The Jebusites, we read, were not driven out by the children of Judah, but lived together with these at Jerusalem, Josh. xv. 63. For though the Israelites had taken the city, Judg. i. 8. yet it seems the Jebusites had a very strong fort adjoining thereto, which was not conquered till king David's reign, who, notwithstanding the strong opinion the Jebusites had of its being impregnable, which made them think David cannot come in hither, 2 Sam. v. 6. yet we read, that David took the strong hold of Zion, and dwelt in the said fort after he had taken it, and called it the city of David, 2 Sam. v. 7, 9. After this Jerusalem became not only the principal city of the tribe of Benjamin whereto it appertained, but the capital of the kingdom of Judah, and the most celebrated city of the whole land of Israel; and, on account of religion, the most renowned city of the whole world among Christians as well as Jews, it being dignified by the inspired writers with the most illustrious, title of the Holy City; in allusion to which it seems, with a little variation from the Hebrew, to be termed by the Evangelists, Hierosolyma, which in the Greek language imports as much as Holy Solyma.

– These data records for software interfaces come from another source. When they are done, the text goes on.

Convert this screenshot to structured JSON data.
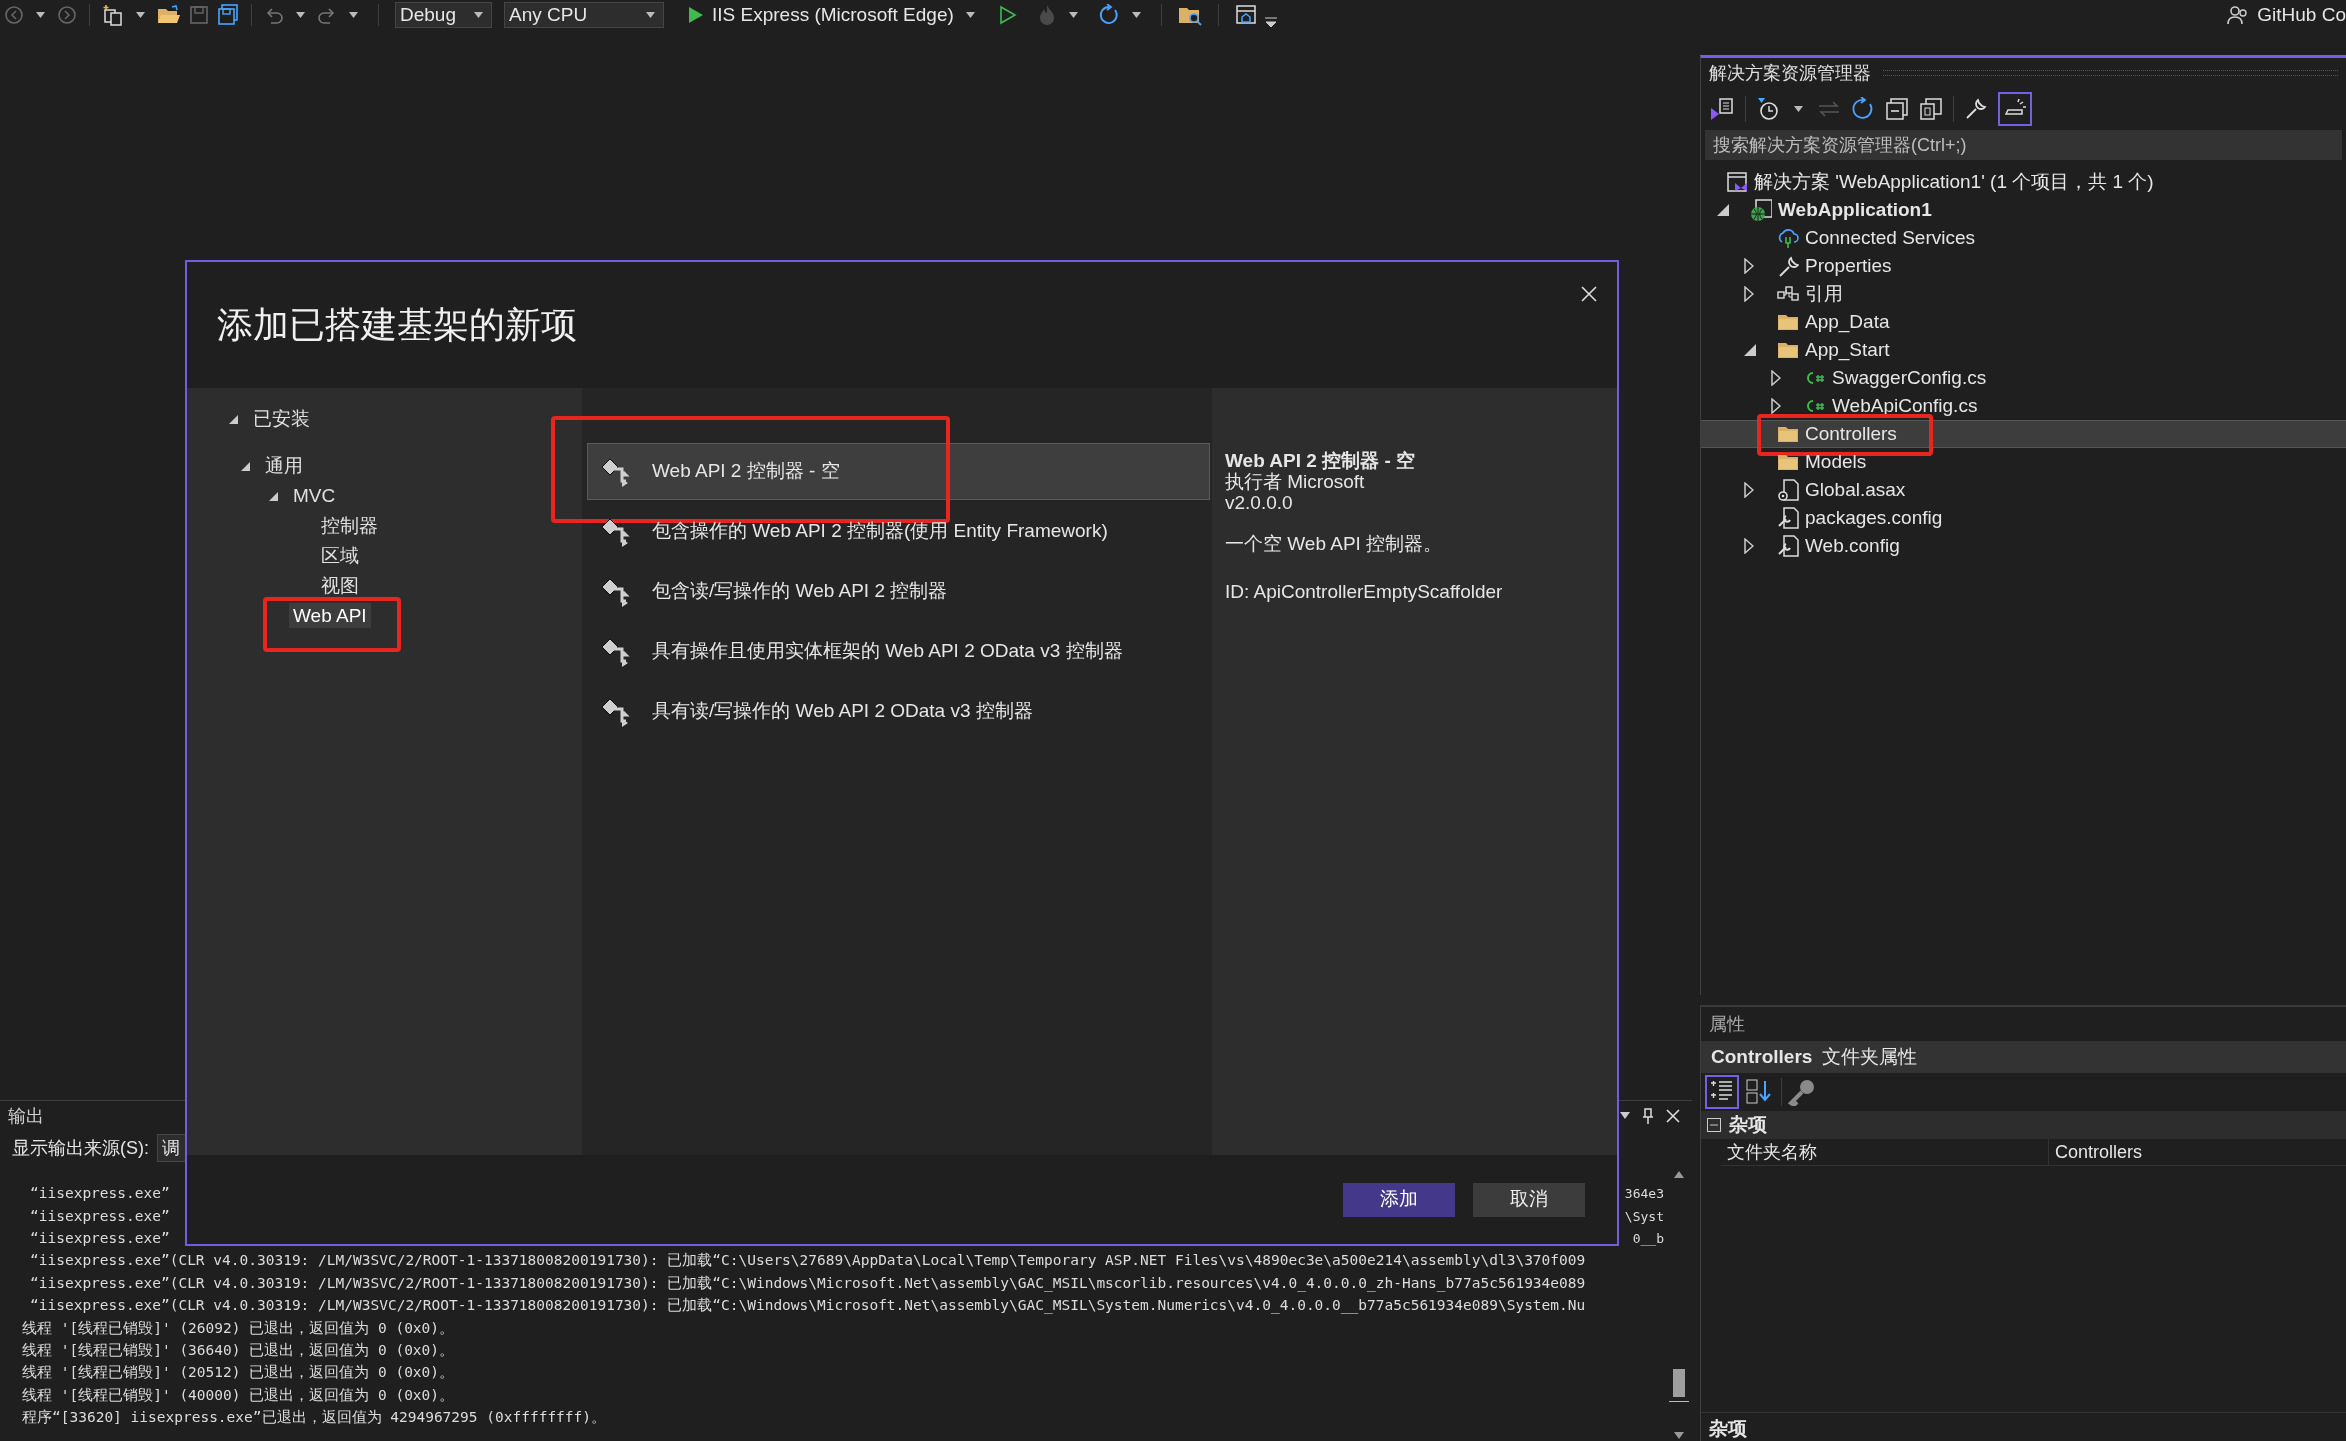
{
  "toolbar": {
    "configuration": "Debug",
    "platform": "Any CPU",
    "run_target": "IIS Express (Microsoft Edge)",
    "account": "GitHub Co"
  },
  "solution_explorer": {
    "title": "解决方案资源管理器",
    "search": {
      "placeholder": "搜索解决方案资源管理器(Ctrl+;)"
    },
    "tree": [
      {
        "label": "解决方案 'WebApplication1' (1 个项目，共 1 个)",
        "kind": "solution",
        "selected": false,
        "annotated": false,
        "children": [
          {
            "label": "WebApplication1",
            "kind": "project",
            "expanded": true,
            "selected": false,
            "annotated": false,
            "children": [
              {
                "label": "Connected Services",
                "kind": "cloud",
                "selected": false,
                "annotated": false
              },
              {
                "label": "Properties",
                "kind": "wrench",
                "expanded": false,
                "selected": false,
                "annotated": false
              },
              {
                "label": "引用",
                "kind": "references",
                "expanded": false,
                "selected": false,
                "annotated": false
              },
              {
                "label": "App_Data",
                "kind": "folder",
                "selected": false,
                "annotated": false
              },
              {
                "label": "App_Start",
                "kind": "folder",
                "expanded": true,
                "selected": false,
                "annotated": false,
                "children": [
                  {
                    "label": "SwaggerConfig.cs",
                    "kind": "csharp",
                    "expanded": false,
                    "selected": false,
                    "annotated": false
                  },
                  {
                    "label": "WebApiConfig.cs",
                    "kind": "csharp",
                    "expanded": false,
                    "selected": false,
                    "annotated": false
                  }
                ]
              },
              {
                "label": "Controllers",
                "kind": "folder",
                "selected": true,
                "annotated": true
              },
              {
                "label": "Models",
                "kind": "folder",
                "selected": false,
                "annotated": false
              },
              {
                "label": "Global.asax",
                "kind": "file-gear",
                "expanded": false,
                "selected": false,
                "annotated": false
              },
              {
                "label": "packages.config",
                "kind": "file-config",
                "selected": false,
                "annotated": false
              },
              {
                "label": "Web.config",
                "kind": "file-config",
                "expanded": false,
                "selected": false,
                "annotated": false
              }
            ]
          }
        ]
      }
    ]
  },
  "dialog": {
    "title": "添加已搭建基架的新项",
    "categories": [
      {
        "label": "已安装",
        "expanded": true,
        "selected": false,
        "annotated": false,
        "children": [
          {
            "label": "通用",
            "expanded": true,
            "selected": false,
            "annotated": false,
            "children": [
              {
                "label": "MVC",
                "expanded": true,
                "selected": false,
                "annotated": false,
                "children": [
                  {
                    "label": "控制器",
                    "selected": false,
                    "annotated": false
                  },
                  {
                    "label": "区域",
                    "selected": false,
                    "annotated": false
                  },
                  {
                    "label": "视图",
                    "selected": false,
                    "annotated": false
                  }
                ]
              },
              {
                "label": "Web API",
                "selected": true,
                "annotated": true
              }
            ]
          }
        ]
      }
    ],
    "templates": [
      {
        "label": "Web API 2 控制器 - 空",
        "selected": true,
        "annotated": true
      },
      {
        "label": "包含操作的 Web API 2 控制器(使用 Entity Framework)",
        "selected": false,
        "annotated": false
      },
      {
        "label": "包含读/写操作的 Web API 2 控制器",
        "selected": false,
        "annotated": false
      },
      {
        "label": "具有操作且使用实体框架的 Web API 2 OData v3 控制器",
        "selected": false,
        "annotated": false
      },
      {
        "label": "具有读/写操作的 Web API 2 OData v3 控制器",
        "selected": false,
        "annotated": false
      }
    ],
    "details": {
      "name": "Web API 2 控制器 - 空",
      "author": "执行者 Microsoft",
      "version": "v2.0.0.0",
      "description": "一个空 Web API 控制器。",
      "id": "ID: ApiControllerEmptyScaffolder"
    },
    "buttons": [
      {
        "label": "添加",
        "kind": "primary"
      },
      {
        "label": "取消",
        "kind": "secondary"
      }
    ]
  },
  "properties": {
    "title": "属性",
    "object_name": "Controllers",
    "object_type": "文件夹属性",
    "category": {
      "label": "杂项",
      "expanded": true
    },
    "rows": [
      {
        "name": "文件夹名称",
        "value": "Controllers"
      }
    ],
    "description_title": "杂项"
  },
  "output": {
    "title": "输出",
    "source_label": "显示输出来源(S):",
    "source_value": "调",
    "lines": [
      {
        "text": "“iisexpress.exe”",
        "tail": "364e3"
      },
      {
        "text": "“iisexpress.exe”",
        "tail": "\\Syst"
      },
      {
        "text": "“iisexpress.exe”",
        "tail": "0__b"
      },
      {
        "text": "“iisexpress.exe”(CLR v4.0.30319: /LM/W3SVC/2/ROOT-1-133718008200191730): 已加载“C:\\Users\\27689\\AppData\\Local\\Temp\\Temporary ASP.NET Files\\vs\\4890ec3e\\a500e214\\assembly\\dl3\\370f009"
      },
      {
        "text": "“iisexpress.exe”(CLR v4.0.30319: /LM/W3SVC/2/ROOT-1-133718008200191730): 已加载“C:\\Windows\\Microsoft.Net\\assembly\\GAC_MSIL\\mscorlib.resources\\v4.0_4.0.0.0_zh-Hans_b77a5c561934e089"
      },
      {
        "text": "“iisexpress.exe”(CLR v4.0.30319: /LM/W3SVC/2/ROOT-1-133718008200191730): 已加载“C:\\Windows\\Microsoft.Net\\assembly\\GAC_MSIL\\System.Numerics\\v4.0_4.0.0.0__b77a5c561934e089\\System.Nu"
      },
      {
        "text": "线程 '[线程已销毁]' (26092) 已退出，返回值为 0 (0x0)。"
      },
      {
        "text": "线程 '[线程已销毁]' (36640) 已退出，返回值为 0 (0x0)。"
      },
      {
        "text": "线程 '[线程已销毁]' (20512) 已退出，返回值为 0 (0x0)。"
      },
      {
        "text": "线程 '[线程已销毁]' (40000) 已退出，返回值为 0 (0x0)。"
      },
      {
        "text": "程序“[33620] iisexpress.exe”已退出，返回值为 4294967295 (0xffffffff)。"
      }
    ]
  }
}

There will be more proper occasions to speak of this city elsewhere: and therefore I shall add no more here, only that the reader may have a particular account of it given
by Josephus, b. vi. chap. 6. of Wars of the Jews. 5. Before the holy child Jesus was brought from BethThe child lehem to Jerusalem, there came wise men from some carried into country lying east of the Holy Land, probably Arabia, to Egypt. .
Jerusalem, enquiring after him, who was lately born King of the Jews. Hereupon Herod, then King of Judea, being alarmed, resolved forthwith to provide for his own security in the throne, by cutting off the new-born King. The better to bring this about, he sends the wise men to Bethlehem, (where he understood that Christ was to be born,) giving them directions to bring him word again, when they had found the young child, that he might come and worship him also. Thus usual is it for wicked men,
A. D. 1.